Growing up african american

I am a member of the African American group and I would like to tell you a bit about the group of when I am a part of. Let me start by saying that my African American group originated from Africa and growing up in America can be tough for people of my race, the African Americans. My group’s history is wide ranging pning for many years and varying from region to region within the United States. I remember when I was young I use to talk to my mother a lot and asked her many questions like “ Why am I called an African American? She went on to explain that our race originally comes from Africa and we were part of a slave trade. From my mother I learned that we were slaves until a law was passed to give us freedom. I use to wonder when I was young if there were other people similar to me all over America. I also remember something my father told me once that African Americans live all over the country. My father told stories of how he used to go to an all black school could vote or sit in the front of buses. Being African Americans have faced several kinds of creation and consequence situations in the years they have been a part of the United States.

In some places cheaper labor, longer work hours and terrible living conditions. Many people of the United States have made it almost impossible for groups of another race or Ethnicity to strive and live full happy lives. I have seen over the year’s situations of extermination in some parts, as well segregation, and expulsion. In school from some of my teachers, in social interactions like just walking through a store, and especially in the work place when they’ll even give me the chance to work because it doesn’t matter I go to get a job out here.

There are some racist, even the Uncle Tom’s. I’ve done everything they ask and still I either get denied the job or they hire me and treat me like Growing up African American 3 trash until I quit, or they try to find a reason to get rid of me. Since, I don’t give them much reason to get rid of me due to my strong work ethic and performance; they usually try to break me down.

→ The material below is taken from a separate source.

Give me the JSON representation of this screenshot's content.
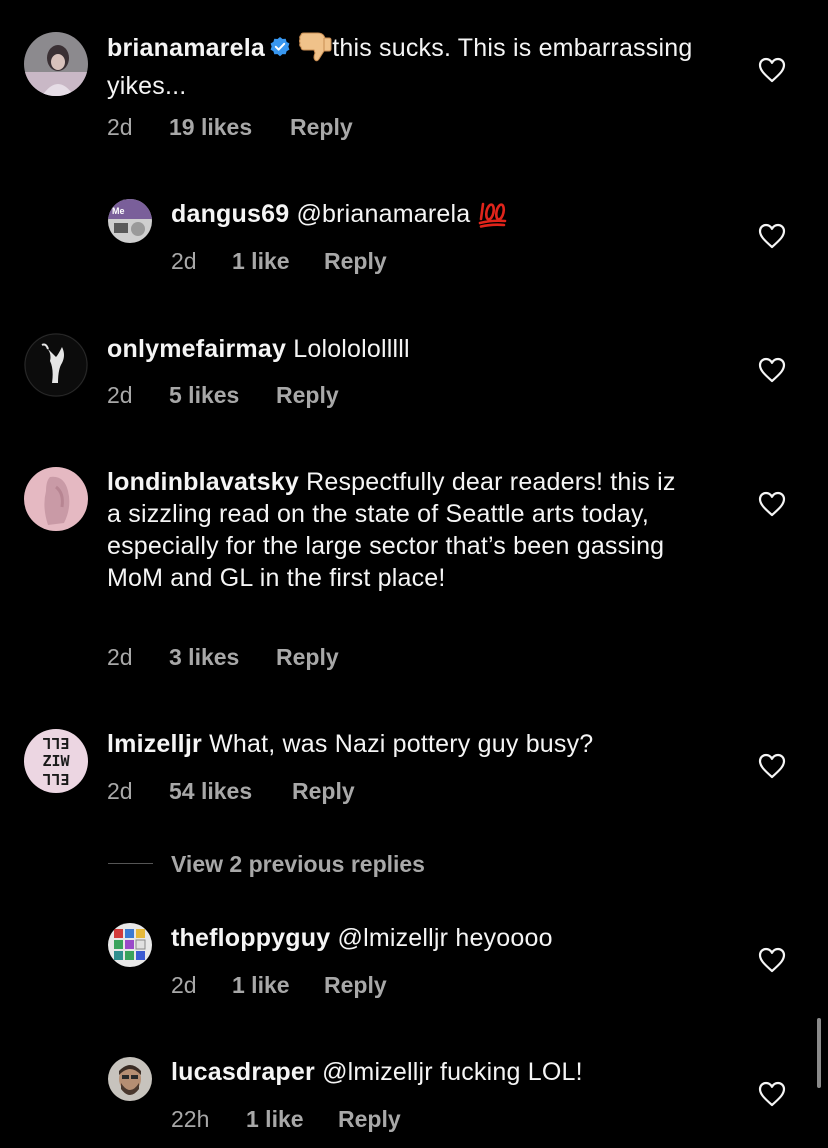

Educationplays an important role for most African Americans; however we are still way behind when compared to the White American which probably has a lot to do with the way some of us was brought up or our background.

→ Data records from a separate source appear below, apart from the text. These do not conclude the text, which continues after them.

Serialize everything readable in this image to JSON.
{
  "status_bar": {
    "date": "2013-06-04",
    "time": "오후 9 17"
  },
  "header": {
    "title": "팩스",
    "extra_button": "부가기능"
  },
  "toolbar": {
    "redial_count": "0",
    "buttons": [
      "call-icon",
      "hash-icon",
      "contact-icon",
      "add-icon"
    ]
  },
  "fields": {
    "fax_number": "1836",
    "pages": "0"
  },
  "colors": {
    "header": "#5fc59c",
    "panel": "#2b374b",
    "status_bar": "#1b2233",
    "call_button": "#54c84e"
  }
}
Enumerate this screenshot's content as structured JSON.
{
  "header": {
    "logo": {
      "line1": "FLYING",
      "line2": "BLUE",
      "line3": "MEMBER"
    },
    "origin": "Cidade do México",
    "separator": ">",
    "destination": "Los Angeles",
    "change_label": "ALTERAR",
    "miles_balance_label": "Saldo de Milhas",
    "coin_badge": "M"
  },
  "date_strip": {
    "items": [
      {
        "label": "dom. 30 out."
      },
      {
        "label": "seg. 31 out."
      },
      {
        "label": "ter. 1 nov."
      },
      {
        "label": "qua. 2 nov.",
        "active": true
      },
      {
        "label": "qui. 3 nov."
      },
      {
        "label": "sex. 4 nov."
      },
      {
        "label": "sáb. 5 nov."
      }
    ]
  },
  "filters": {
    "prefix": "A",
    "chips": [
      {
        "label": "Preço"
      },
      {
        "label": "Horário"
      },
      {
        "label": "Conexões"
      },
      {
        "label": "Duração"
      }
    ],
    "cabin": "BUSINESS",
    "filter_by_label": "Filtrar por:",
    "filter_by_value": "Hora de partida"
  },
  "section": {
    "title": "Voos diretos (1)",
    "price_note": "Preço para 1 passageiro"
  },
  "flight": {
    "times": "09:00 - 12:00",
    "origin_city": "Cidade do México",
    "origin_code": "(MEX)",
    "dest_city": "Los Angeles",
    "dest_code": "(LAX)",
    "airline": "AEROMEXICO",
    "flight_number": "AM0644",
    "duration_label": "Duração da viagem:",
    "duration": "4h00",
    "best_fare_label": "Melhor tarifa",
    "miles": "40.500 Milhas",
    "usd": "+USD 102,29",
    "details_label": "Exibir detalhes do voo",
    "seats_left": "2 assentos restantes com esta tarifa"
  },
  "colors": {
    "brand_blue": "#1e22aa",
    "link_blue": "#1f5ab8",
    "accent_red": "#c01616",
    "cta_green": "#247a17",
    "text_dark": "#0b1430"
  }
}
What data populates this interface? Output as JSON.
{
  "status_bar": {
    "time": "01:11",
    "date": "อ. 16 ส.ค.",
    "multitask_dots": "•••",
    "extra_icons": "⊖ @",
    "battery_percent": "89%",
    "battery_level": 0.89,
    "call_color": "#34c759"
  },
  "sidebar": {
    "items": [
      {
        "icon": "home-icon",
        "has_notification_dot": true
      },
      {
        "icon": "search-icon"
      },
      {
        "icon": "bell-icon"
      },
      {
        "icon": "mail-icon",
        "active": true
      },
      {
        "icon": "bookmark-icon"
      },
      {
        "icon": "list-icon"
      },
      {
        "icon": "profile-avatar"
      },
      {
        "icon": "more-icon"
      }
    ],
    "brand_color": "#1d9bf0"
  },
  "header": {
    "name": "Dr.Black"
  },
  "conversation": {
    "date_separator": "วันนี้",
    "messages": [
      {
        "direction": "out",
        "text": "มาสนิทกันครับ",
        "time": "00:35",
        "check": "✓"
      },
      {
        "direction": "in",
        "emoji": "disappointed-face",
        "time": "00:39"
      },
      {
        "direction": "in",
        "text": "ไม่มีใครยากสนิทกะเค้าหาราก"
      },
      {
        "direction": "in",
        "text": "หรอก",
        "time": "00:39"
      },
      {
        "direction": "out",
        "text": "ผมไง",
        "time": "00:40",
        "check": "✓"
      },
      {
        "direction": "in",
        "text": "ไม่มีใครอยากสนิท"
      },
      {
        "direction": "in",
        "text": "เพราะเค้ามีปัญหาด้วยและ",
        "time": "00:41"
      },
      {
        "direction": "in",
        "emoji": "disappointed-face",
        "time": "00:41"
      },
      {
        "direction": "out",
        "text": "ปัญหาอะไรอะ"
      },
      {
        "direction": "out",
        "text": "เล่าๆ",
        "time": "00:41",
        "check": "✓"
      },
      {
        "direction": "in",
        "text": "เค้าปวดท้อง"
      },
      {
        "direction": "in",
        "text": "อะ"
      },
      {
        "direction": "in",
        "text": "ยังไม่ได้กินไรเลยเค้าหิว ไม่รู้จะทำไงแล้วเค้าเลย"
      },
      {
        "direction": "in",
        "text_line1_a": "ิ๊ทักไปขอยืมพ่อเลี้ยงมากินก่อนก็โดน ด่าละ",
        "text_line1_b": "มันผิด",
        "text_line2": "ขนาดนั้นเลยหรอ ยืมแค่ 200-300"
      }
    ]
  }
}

Regardless of the contributions made by the forefathers of black people, there is a hesitation of acceptance of the race that has been a focus of many groups the strive for freedom and justice for all, that has not yet been rectified. The same group of people was good enough to built the country is not always seen as good enough to live in the house next door. I believebecause this country is made up of many different races and ethnic groups that are steadily growing in numbers.

If different races are toco exist peacefully in the U. S. , it is vital that we all become educated on the history andcultureof different races and ethnicities. According to the 2000 Census data for Lexington, MS the total population for 2000 were 2, 025 male 965 and female 1, 060 square miles 2. 45. Race: white (635); black or African American (1, 362); American Indian and Alaska Native (1); Asian (13); and two or more races (14); and Hipic or Latino (of any race) (40) (Fact finder Census 2000).

Birthplace facts from the 2000 census data in Lexington born in the same state (1, 706); born in another state (269); born outside the US (0); naturalized citizen (14); and foreign born, not US citizen (10). Some more 2000 census data in educational attainment population 25 and older was 1, 206 in Lexington: high school graduates (299); some college, or associate’s degree (349); bachelor’s degree (111); and master’s, professional or doctorate degree (60). Some enrollment population 3 years and over Growing up African American 4 enrolled in school was 627: preschool and kindergarten (83); grades 1-12 (446); and college (98) (2000 census data).